⟨
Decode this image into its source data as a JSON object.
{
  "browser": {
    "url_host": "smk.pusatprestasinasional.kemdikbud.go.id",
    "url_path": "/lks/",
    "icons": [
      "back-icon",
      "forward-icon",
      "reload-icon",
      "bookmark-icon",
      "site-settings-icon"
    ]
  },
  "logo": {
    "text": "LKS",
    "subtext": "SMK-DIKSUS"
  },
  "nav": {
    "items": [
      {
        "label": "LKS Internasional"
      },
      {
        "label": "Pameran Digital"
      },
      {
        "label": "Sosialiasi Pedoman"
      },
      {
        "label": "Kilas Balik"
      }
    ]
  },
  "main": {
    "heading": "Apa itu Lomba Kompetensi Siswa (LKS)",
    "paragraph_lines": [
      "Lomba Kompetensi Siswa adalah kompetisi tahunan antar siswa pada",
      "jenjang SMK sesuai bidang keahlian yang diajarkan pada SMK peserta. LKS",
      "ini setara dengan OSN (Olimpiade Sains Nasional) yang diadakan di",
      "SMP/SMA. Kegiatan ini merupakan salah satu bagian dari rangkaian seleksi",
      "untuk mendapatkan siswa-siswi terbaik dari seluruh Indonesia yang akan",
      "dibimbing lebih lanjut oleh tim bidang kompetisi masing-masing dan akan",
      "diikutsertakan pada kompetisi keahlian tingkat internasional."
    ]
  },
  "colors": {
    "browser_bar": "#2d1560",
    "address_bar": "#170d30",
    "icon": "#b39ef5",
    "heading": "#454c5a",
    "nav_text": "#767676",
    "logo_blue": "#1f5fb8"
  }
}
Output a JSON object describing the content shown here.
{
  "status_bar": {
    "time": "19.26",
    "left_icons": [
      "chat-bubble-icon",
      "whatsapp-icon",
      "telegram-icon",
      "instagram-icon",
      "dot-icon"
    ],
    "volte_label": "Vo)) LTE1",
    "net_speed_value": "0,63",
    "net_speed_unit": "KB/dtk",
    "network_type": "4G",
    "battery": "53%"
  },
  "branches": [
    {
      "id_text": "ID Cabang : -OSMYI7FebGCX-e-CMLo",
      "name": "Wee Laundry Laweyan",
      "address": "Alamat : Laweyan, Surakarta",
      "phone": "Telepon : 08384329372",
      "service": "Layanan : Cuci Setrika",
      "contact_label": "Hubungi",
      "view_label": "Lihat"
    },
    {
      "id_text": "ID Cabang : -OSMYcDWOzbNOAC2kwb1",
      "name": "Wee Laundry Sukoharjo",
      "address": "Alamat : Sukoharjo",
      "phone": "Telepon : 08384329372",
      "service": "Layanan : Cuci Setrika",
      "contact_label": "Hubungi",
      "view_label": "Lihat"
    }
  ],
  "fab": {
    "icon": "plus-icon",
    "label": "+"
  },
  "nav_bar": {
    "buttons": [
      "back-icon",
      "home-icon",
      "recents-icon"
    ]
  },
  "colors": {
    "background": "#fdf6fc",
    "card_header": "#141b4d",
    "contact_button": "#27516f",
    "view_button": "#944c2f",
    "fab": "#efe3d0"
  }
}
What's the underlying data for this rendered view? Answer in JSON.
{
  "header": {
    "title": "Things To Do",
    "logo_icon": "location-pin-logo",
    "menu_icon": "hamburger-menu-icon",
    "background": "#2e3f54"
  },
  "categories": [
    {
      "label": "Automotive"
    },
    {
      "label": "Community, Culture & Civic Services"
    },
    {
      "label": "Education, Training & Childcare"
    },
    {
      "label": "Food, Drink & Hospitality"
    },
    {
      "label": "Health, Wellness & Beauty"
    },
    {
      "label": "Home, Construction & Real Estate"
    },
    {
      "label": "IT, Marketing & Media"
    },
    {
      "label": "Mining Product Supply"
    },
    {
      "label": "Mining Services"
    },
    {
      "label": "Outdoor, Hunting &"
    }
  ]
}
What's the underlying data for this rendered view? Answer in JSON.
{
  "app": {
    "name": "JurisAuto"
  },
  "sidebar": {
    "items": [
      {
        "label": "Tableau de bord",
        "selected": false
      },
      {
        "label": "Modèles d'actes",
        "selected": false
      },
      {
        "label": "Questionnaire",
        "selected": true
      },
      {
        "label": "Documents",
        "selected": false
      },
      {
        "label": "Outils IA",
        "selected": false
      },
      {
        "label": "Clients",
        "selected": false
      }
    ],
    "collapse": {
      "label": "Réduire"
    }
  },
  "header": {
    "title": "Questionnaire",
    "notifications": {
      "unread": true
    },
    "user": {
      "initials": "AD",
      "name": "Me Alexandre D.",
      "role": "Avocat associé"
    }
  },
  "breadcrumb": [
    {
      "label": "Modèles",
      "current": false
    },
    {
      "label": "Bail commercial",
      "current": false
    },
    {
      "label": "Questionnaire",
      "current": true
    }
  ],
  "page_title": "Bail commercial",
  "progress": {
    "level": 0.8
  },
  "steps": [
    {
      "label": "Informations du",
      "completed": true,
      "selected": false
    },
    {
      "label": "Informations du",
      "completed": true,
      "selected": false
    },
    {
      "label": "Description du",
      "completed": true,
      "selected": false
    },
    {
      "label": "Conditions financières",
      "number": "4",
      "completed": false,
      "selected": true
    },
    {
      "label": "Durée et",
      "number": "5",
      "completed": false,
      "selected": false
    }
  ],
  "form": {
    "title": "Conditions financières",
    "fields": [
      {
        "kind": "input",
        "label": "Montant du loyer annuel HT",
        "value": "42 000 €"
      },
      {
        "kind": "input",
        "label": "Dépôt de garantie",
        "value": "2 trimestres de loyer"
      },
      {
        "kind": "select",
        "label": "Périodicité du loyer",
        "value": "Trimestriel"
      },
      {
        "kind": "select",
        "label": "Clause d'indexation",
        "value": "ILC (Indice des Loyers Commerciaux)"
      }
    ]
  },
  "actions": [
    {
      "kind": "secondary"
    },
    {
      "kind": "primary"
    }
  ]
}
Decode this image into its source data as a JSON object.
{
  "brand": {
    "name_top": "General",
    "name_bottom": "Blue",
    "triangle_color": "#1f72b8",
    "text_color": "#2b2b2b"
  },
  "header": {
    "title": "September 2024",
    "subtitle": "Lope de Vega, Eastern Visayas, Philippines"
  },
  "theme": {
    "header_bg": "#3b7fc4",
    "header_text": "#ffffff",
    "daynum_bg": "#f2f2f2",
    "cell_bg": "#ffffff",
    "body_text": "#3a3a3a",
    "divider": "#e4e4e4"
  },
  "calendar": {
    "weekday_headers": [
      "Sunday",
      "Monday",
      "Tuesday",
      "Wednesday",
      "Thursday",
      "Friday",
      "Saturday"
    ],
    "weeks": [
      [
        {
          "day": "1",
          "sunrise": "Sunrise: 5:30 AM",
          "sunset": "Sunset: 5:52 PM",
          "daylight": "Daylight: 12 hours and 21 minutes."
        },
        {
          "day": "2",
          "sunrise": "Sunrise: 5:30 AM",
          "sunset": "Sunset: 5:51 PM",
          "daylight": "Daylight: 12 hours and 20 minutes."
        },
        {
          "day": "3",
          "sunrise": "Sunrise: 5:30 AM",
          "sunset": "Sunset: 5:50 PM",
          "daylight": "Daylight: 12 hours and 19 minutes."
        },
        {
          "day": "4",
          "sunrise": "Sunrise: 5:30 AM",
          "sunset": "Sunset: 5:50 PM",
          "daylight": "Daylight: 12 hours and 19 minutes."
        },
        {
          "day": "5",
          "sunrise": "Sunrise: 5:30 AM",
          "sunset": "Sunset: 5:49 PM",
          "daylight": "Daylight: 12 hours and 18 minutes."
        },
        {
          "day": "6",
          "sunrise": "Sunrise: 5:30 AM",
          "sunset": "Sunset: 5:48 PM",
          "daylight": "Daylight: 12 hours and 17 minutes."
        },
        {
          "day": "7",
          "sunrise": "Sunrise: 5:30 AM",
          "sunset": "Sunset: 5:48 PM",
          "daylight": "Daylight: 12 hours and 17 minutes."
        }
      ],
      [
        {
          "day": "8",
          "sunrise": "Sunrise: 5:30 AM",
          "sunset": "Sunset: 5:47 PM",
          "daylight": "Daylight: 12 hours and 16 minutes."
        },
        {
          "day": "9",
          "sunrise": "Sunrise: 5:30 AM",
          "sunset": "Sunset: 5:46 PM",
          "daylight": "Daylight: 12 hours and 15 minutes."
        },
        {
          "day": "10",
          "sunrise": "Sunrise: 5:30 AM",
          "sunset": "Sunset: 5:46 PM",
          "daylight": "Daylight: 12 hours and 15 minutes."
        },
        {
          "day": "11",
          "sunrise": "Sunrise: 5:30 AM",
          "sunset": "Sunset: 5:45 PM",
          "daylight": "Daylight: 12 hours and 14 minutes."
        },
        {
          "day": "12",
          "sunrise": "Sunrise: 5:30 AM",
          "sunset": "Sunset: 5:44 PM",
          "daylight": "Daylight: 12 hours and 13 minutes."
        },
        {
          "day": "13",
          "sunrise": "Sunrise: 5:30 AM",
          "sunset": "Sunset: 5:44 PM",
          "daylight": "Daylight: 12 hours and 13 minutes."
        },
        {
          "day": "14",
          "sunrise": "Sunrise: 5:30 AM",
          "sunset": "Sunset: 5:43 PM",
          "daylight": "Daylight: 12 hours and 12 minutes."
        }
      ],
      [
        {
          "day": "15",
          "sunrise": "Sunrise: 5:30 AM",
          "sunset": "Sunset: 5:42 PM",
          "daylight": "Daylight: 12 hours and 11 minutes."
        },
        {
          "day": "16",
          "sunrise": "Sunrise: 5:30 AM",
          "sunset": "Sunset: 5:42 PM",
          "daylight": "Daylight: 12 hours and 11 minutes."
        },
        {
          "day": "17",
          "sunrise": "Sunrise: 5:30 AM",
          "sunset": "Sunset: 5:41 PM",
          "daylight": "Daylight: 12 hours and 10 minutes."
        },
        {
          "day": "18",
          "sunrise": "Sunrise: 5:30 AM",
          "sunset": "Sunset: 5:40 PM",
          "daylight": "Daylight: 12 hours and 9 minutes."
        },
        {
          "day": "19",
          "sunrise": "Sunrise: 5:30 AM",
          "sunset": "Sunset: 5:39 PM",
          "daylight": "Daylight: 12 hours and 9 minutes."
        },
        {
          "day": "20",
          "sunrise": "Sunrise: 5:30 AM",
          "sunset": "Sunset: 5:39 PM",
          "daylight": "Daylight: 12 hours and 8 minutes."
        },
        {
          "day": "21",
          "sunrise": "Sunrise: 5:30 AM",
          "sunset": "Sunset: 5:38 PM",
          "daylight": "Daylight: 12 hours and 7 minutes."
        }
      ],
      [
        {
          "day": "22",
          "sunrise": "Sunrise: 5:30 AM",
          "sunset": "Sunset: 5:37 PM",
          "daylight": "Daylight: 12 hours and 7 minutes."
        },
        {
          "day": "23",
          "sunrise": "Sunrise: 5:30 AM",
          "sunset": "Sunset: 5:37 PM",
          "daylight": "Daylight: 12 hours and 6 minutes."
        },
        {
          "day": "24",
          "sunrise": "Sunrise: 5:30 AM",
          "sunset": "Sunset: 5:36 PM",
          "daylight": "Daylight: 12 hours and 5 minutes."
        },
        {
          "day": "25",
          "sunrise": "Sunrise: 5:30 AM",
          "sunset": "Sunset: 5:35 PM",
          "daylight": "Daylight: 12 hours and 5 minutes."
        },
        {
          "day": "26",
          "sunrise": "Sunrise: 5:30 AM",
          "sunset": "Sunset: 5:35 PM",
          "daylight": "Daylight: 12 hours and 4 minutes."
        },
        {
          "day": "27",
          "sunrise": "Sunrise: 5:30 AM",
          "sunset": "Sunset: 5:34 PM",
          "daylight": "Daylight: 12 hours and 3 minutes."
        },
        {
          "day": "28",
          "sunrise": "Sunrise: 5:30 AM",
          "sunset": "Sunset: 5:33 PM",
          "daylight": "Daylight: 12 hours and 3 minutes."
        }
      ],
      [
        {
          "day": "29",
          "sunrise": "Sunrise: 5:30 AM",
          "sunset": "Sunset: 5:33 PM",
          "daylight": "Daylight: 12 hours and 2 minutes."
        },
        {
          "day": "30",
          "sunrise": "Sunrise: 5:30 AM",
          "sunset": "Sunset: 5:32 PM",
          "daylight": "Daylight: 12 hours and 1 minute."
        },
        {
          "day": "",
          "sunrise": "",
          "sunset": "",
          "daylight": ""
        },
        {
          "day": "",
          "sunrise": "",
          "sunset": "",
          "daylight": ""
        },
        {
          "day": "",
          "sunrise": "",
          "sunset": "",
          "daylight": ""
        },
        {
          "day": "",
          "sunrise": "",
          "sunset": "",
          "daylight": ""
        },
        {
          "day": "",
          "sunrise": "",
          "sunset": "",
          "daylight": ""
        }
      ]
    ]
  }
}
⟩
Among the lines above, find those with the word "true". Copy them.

ANSWER SECTION:
        "selected": true
      "unread": true
      "current": true
      "completed": true,
      "completed": true,
      "completed": true,
      "selected": true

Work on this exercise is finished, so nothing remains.